> _TASK OBJECTIVE_: Your answer should consist of each line from the data below that contains "fields".

Web page and app entries:
▼

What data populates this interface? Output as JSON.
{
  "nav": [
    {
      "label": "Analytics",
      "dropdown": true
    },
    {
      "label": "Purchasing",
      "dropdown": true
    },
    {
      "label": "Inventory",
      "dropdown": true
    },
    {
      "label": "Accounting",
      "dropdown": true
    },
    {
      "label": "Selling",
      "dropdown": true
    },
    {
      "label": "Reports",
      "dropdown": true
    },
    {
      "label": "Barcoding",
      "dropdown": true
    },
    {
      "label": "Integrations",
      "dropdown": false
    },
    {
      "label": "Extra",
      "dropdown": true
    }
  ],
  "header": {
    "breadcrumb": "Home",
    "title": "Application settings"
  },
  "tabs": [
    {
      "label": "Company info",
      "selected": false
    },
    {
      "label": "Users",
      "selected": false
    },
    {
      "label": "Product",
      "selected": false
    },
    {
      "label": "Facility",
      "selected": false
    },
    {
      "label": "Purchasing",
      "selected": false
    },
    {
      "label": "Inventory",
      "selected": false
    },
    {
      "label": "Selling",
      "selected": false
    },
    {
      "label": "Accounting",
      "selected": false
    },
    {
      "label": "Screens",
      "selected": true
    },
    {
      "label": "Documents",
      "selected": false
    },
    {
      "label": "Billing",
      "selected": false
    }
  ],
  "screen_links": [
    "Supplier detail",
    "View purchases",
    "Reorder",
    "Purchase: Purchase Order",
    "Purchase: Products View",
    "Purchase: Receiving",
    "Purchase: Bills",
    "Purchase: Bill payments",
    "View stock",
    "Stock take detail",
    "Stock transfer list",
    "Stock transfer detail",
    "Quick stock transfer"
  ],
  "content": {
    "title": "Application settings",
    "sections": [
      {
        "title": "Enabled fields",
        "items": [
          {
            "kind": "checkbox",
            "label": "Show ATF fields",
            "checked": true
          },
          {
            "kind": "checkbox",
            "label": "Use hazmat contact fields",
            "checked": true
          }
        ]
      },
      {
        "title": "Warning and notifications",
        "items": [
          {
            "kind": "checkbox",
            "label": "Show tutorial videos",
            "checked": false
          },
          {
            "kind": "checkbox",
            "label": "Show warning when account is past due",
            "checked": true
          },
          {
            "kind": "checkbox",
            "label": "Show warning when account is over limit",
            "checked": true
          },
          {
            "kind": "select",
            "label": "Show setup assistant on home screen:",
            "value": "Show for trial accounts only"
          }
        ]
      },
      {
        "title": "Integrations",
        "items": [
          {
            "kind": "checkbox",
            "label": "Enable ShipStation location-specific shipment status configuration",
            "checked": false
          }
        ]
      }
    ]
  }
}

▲

> _REPLY_:
        "title": "Enabled fields",
            "label": "Show ATF fields",
            "label": "Use hazmat contact fields",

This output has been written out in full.